  • The research was in the area of Theoretical Physics: Cosmology, High-Energy Physics and String Theory
  • The Large Hadron Collider (LHC) at the European Organization for Nuclear Research (CERN) near Geneva, Switzerland, is now the highest energy accelerator in the world, colliding protons with protons. On July 4, 2012, the two general-purpose experiments, ATLAS and the Compact Muon Solenoid (CMS) experiment, announced the observation of a particle consistent with the world’s most sought-after particle, the Higgs boson, at a mass of about 125 GeV (approximately 125 times the mass of the proton). The Higgs boson is the final missing ingredient of the standard model, in which it is needed to allow most other particles to acquiremore » mass through the mechanism of electroweak symmetry breaking. We are members of the team in the CMS experiment that found evidence for the Higgs boson through its decay to two photons, the most sensitive channel at the LHC. We are proposing to carry out studies to determine whether the new particle has the properties expected for the standard model Higgs boson or whether it is something else.

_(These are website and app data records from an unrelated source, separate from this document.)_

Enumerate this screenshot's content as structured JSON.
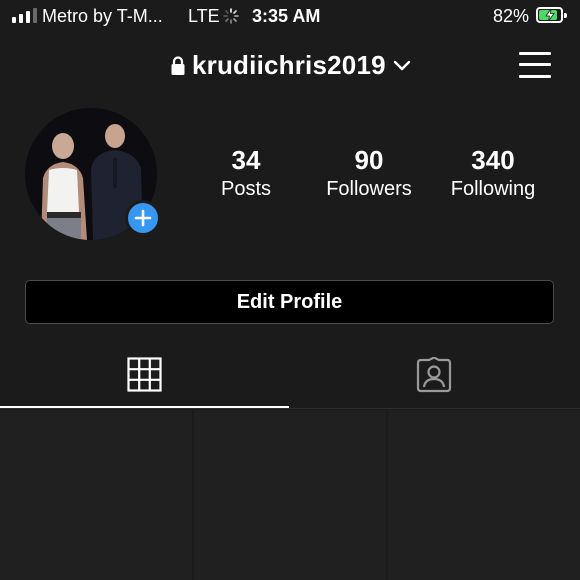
{
  "status_bar": {
    "carrier": "Metro by T-M...",
    "network": "LTE",
    "time": "3:35 AM",
    "battery_percent": "82%",
    "battery_level": 0.82,
    "signal_icon": "signal-bars-icon",
    "activity_icon": "loading-spinner-icon",
    "charging_icon": "bolt-icon"
  },
  "header": {
    "username": "krudiichris2019",
    "lock_icon": "lock-icon",
    "dropdown_icon": "chevron-down-icon",
    "menu_icon": "hamburger-menu-icon"
  },
  "profile": {
    "add_icon": "plus-icon",
    "stats": [
      {
        "value": "34",
        "label": "Posts"
      },
      {
        "value": "90",
        "label": "Followers"
      },
      {
        "value": "340",
        "label": "Following"
      }
    ],
    "edit_button_label": "Edit Profile"
  },
  "tabs": {
    "grid_icon": "grid-icon",
    "tagged_icon": "tagged-user-icon",
    "active": "grid"
  },
  "colors": {
    "background": "#1b1b1b",
    "accent_blue": "#3797f0",
    "battery_green": "#4cd964"
  }
}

The new particle can still carry out its role in electroweak symmetry breaking but have other properties as well. Most theorists think that a single standard model Higgs boson cannot be the complete solution – there are other particles needed to answer some of the remaining questions, such as the hierarchy problem. The particle that has been observed could be one of several Higgs bosons, for example, or it could be composite. One model of physics beyond the standard model is supersymmetry, in which every ordinary particle has a superpartner with opposite spin properties. In supersymmetric models, there must be at least five Higgs bosons. In the most popular versions of supersymmetry, the lightest supersymmetric particle does not decay and is a candidate for dark matter. This proposal covers the period from June 1, 2013, to March 31, 2016. During this period the LHC will finally reach its design energy, almost twice the energy at which it now runs. We will be able to study the Higgs boson at the current LHC energy using about three times as much data as were used to make the observation. In 2013 the LHC will shut down to make preparations to run at its design energy in 2015. During the shutdown period, we will be preparing upgrades of the detector to be able to run at the higher rates of proton-proton collisions that will also be possible once the LHC is running at design energy. The upgrade on which we are working, the inner silicon pixel tracker, will be installed in late 2016. Definitive tests of whether the new particle satisfies the properties of the standard model Higgs boson will almost certainly require both the higher energy and the larger amounts of data that can be accumulated using the higher rates. Meanwhile we will use the data taken during 2012 and the higher energy data starting in 2015 to continue to search for beyond-the-standard-model physics such as supersymmetry and heavy neutrinos. We have already made such searches using data since the LHC started running. We are discussing with theorists how a 125-GeV Higgs modifies such models. Finding such particles will probably also require the higher energy and larger amounts of data beginning in 2015. The period of this proposal promises to be very exciting, leading to new knowledge of the matter in the Universe.« less
  • This Final Report describes DOE-supported Intensity Frontier research by the University of Minnesota during the interval April 1, 2011 to March 31, 2014. Primary activities included the MINOS, NOvA and LBNE Experiments and Heavy Quark studies at BES III.